South Carolina’s Employment Situation – June 2013

In June, the state’s seasonally adjusted unemployment rate increased slightly to 8.1 percent, up from 8.0 percent in May. In June, the number of unemployed people rose by 1,904 for a total of 174,423, and the number of those who are employed decreased by 4,767 bringing the level of employed South Carolinians to 1,991,908. Overall, the labor force declined by 2,863 making a total of 2,166,331 persons in South Carolina who are either working or searching for work.

Nationally, the unemployment rate remained at 7.6 percent.

Nonagricultural Employment by Industry (Seasonally Adjusted1)

June’s seasonally adjusted, non-farm payrolls increased by 14,300 over the month, to 1,889,500, experiencing the largest monthly gain in South Carolina’s workforce since October 2006.

  • South Carolina saw marked gains in Trade, Transportation, and Utilities (+7,200); Professional and Business Services (+4,400); Leisure and Hospitality (+2,900); Construction (+1,100); and Manufacturing (+1,000).
  • Industries experiencing declines were Education and Health Services (-1,200), Financial Activities (-600), Other Services (-300), and Government (-200).

Since June of 2012, seasonally adjusted non-farm jobs were up 31,500.

  • Industries with gains were Leisure and Hospitality (+10,700); Trade, Transportation, and Utilities (+8,500); Financial Activities (+4,100); Construction (+3,300); and Government (+5,100).
  • Additional gains occurred in Manufacturing (+1,800), Education and Health Services (+900), and Information (+400).
  • Declines were seen in Professional and Business Services (-1,800).

Nonagricultural Employment by Industry (Not Seasonally Adjusted2)

The not-seasonally adjusted, non-farm payroll employment in June increased by 10,100 over the month, to 1,906,500. This was the largest May-to-June increase in South Carolina’s payroll employment since 2000.

  • Firm gains occurred in Trade, Transportation, and Utilities (+7,400); Leisure and Hospitality (+6,800); Professional and Business Services (+3,600); Construction (+2,100); and Manufacturing (+1,000). Manufacturing reversed its prior two-month decline.
  • Four industries experienced declines: Government (-7,000), Education and Health Services (-3,600), Other Services (-200), and Financial Activities (-100).
  • Government’s decrease was due to the continued summer ramp down in the Education and Health industry at public and private universities, as well as primary and secondary schools across the state.
  • During the last 12 months, not-seasonally adjusted non-farm jobs were up 31,200 overall in South Carolina’s workforce.
1Seasonally Adjusted: Seasonal adjustment removes the effects of events that follow a more or less regular pattern each year (i.e. tourist-related hiring and school closings in the summer). These adjustments make it easier to observe the cyclical and other nonseasonal movements in data over time.

2Not Seasonally Adjusted: Effects of regular or seasonal patterns have not been removed from these data.

South Carolina’s Employment Situation: September 2012

In September, the state’s seasonally adjusted unemployment rate decreased to 9.1 percent from the August estimate of 9.6 percent.
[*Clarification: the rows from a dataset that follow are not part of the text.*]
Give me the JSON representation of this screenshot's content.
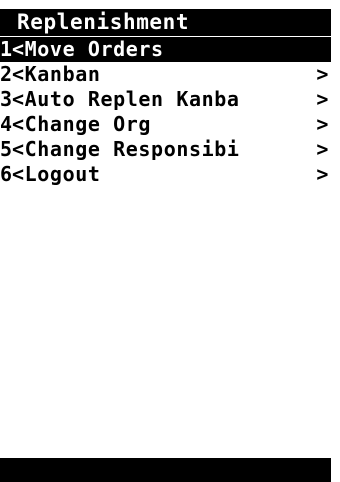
{
  "app": {
    "title": "Replenishment"
  },
  "menu": {
    "items": [
      {
        "number": "1",
        "label": "<Move Orders",
        "arrow": "",
        "selected": true
      },
      {
        "number": "2",
        "label": "<Kanban",
        "arrow": ">",
        "selected": false
      },
      {
        "number": "3",
        "label": "<Auto Replen Kanba",
        "arrow": ">",
        "selected": false
      },
      {
        "number": "4",
        "label": "<Change Org",
        "arrow": ">",
        "selected": false
      },
      {
        "number": "5",
        "label": "<Change Responsibi",
        "arrow": ">",
        "selected": false
      },
      {
        "number": "6",
        "label": "<Logout",
        "arrow": ">",
        "selected": false
      }
    ]
  },
  "colors": {
    "background": "#ffffff",
    "foreground": "#000000",
    "highlight_bg": "#000000",
    "highlight_fg": "#ffffff"
  }
}
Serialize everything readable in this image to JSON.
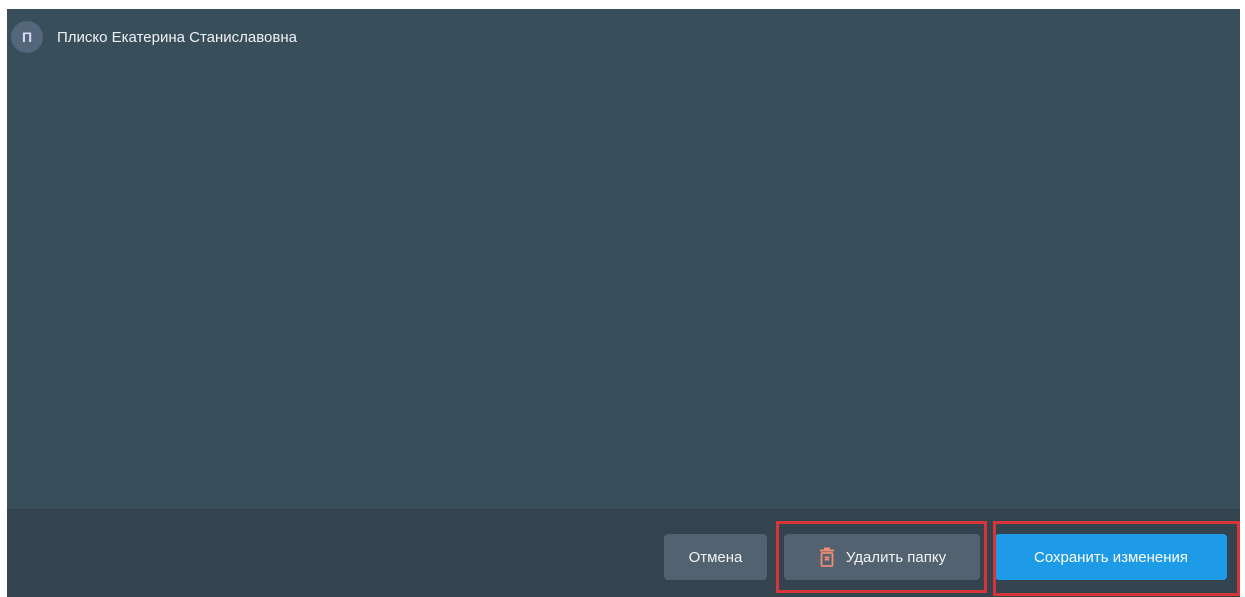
{
  "user": {
    "avatar_letter": "П",
    "name": "Плиско Екатерина Станиславовна"
  },
  "footer": {
    "cancel_label": "Отмена",
    "delete_label": "Удалить папку",
    "save_label": "Сохранить изменения"
  },
  "colors": {
    "panel": "#394e5b",
    "footer": "#34444f",
    "secondary_button": "#536270",
    "primary_button": "#1e9be6",
    "delete_icon": "#f08a72",
    "highlight": "#d8353a"
  },
  "icons": {
    "avatar": "avatar-letter",
    "delete": "trash-icon"
  }
}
Over the month, the number of unemployed people dropped by 10,738 to 194,253. The September 2012 unemployment rate estimate was 1.1 percentage points lower than the year-ago rate of 10.2 percent. The estimated number of employed people increased by 13,329 to 1,940,026 in September, and the labor force climbed by an estimated 2,591 people to 2,134,279.

Nationally, the unemployment rate decreased from 8.1 percent in August to 7.8 percent in September. Employment increased 873,000 people. Of those newly employed, an estimated 582,000 went to work in part-time jobs for economic reasons.

South Carolina’s non-seasonally adjusted nonagricultural employment was estimated at 1,862,600, an increase of 6,400 over the month. Since September 2011, the number of jobs in the state was up 30,000 (about 1.6 percent). Nationally, the number of jobs was up approximately 1.4 percent from a year ago.

Employment by Industry
• September was the ninth out of the past 12 months in which the state experienced job growth. During the month, the industry gaining the most jobs was Government (15,500 jobs, 4.7 percent), mostly in the sub-sector of government education services.

• Other industries gaining jobs were Educational and Health Services (3,300 jobs, 1.5 percent) and Manufacturing (400 jobs, 0.2 percent). These gains were due to hiring completion for the fall school term, an increase in health care and social assistance demand and an increase in durable goods manufacturing.

• Industries losing jobs during the month included Leisure and Hospitality (-5,800, -2.6 percent); Trade, Transportation, and Utilities (-2,500 jobs, -0.7 percent); Professional and Business Services (-2,100 jobs, -0.9 percent); Construction (-1,900 jobs, -2.48 percent); Financial Activities (-200, -0.2 percent); and Information (-200, -0.7 percent). These industry job losses were due to the end of the summer tourism season, a decline for administrative and support services and a weakening in demand for specialty trade contractors.